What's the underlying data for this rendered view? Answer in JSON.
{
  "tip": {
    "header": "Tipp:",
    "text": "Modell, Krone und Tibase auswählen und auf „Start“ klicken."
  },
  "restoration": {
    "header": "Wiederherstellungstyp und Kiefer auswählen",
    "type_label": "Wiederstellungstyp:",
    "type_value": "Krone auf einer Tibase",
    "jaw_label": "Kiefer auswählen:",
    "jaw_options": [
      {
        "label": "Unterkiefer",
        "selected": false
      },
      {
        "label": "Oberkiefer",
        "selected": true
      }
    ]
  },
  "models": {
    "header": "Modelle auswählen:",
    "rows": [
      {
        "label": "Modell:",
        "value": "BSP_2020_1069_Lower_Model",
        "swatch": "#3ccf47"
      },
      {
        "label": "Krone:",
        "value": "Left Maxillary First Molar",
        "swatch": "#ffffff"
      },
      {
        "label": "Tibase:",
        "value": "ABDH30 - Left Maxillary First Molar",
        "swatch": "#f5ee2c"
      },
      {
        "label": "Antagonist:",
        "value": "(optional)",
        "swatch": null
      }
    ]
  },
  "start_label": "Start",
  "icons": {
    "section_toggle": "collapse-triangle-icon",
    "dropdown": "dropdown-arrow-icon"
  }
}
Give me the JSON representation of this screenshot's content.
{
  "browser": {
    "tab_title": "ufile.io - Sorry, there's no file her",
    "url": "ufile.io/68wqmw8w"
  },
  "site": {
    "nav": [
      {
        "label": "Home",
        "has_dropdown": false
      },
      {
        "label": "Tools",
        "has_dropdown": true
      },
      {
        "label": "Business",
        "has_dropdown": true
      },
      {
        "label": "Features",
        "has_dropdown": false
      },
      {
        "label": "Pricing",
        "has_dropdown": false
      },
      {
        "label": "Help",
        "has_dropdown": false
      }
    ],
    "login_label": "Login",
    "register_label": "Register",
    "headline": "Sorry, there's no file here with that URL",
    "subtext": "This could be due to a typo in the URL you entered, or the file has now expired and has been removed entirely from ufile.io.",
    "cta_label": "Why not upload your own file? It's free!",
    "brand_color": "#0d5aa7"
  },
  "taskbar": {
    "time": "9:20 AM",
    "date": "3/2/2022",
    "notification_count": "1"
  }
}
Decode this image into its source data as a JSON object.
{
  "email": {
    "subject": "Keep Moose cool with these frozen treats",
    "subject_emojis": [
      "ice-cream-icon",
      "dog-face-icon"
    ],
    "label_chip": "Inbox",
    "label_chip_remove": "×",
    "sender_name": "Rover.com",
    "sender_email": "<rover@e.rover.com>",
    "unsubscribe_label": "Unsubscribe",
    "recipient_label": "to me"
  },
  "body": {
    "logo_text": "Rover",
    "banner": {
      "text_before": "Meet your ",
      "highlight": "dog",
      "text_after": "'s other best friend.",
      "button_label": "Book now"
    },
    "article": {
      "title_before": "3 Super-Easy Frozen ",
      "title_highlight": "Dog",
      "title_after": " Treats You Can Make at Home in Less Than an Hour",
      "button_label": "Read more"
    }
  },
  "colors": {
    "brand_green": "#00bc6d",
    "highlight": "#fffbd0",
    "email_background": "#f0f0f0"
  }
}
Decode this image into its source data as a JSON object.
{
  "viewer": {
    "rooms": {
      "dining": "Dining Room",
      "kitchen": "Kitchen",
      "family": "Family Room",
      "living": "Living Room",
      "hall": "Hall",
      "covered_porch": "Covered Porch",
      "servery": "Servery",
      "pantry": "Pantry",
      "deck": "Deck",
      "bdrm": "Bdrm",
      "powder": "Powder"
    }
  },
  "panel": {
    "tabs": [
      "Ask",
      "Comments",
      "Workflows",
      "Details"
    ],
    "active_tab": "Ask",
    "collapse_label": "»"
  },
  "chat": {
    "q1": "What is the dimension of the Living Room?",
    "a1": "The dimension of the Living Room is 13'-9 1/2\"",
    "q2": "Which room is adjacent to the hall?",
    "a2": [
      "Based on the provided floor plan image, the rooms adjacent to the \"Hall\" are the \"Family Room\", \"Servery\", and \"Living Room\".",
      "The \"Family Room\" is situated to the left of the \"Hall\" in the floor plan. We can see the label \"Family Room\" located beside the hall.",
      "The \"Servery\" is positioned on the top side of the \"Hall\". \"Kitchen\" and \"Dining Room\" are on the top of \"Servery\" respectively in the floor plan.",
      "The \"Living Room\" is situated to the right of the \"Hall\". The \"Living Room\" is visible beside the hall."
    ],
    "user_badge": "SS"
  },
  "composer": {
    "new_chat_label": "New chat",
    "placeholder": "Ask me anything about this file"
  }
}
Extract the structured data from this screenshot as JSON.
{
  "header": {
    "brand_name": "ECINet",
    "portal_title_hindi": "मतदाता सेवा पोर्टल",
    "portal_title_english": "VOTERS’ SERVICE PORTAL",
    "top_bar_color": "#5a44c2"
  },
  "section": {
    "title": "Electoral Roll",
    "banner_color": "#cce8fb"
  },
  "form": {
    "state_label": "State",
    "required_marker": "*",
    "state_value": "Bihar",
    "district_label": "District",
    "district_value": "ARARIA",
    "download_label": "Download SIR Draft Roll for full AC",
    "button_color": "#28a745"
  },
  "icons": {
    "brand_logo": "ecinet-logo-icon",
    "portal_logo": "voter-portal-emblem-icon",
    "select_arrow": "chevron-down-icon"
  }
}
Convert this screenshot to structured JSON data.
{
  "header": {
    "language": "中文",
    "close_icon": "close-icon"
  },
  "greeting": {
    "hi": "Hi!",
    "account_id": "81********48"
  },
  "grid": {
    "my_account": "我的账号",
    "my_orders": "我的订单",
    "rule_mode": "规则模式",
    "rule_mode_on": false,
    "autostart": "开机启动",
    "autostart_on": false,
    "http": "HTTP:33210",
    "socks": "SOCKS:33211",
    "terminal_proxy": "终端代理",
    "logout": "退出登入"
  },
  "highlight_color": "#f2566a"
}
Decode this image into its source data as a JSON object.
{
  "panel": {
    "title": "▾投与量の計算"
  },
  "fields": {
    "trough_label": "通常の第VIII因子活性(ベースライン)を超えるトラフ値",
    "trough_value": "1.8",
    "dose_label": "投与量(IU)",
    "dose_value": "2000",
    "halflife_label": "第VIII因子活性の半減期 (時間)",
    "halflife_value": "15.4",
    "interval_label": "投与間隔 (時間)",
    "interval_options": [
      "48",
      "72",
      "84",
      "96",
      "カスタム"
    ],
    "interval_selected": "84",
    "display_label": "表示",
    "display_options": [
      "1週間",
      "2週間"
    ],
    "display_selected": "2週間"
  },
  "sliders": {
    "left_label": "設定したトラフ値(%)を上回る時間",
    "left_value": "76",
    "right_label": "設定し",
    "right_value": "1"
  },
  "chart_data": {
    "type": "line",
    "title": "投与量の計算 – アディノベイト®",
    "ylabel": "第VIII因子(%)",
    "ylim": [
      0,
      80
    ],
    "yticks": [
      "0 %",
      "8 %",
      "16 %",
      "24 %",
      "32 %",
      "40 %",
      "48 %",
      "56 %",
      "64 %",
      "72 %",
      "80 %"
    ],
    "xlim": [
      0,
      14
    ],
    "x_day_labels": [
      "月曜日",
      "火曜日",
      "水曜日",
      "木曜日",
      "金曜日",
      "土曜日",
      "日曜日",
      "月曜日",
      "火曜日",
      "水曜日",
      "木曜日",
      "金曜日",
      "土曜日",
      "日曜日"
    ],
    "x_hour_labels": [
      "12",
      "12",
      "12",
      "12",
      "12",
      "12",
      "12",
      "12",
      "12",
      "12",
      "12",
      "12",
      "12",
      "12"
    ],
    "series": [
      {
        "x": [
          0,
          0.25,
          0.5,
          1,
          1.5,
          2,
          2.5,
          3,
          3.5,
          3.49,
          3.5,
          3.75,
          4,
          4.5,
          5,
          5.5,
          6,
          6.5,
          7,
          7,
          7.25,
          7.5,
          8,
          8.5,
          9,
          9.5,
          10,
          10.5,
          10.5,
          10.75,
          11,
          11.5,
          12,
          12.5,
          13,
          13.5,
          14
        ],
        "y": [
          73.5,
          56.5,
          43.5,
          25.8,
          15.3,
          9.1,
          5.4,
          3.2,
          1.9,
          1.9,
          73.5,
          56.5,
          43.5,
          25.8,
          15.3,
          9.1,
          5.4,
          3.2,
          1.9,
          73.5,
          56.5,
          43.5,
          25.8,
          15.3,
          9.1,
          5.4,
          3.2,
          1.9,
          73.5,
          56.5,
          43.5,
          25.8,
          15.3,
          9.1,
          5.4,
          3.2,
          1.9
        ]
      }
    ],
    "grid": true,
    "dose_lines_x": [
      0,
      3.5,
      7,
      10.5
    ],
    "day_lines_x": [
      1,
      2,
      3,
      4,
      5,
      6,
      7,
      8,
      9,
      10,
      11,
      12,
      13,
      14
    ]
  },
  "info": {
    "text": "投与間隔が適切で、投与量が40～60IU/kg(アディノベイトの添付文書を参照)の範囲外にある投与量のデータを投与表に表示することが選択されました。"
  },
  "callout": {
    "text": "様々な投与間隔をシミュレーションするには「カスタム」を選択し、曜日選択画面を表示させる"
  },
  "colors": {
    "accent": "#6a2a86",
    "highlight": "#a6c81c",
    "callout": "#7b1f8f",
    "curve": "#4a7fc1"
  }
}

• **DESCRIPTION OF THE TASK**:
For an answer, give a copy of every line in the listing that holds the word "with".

• **ANSWER TO THE EXERCISE**:
    "headline": "Sorry, there's no file here with that URL",
    "subject": "Keep Moose cool with these frozen treats",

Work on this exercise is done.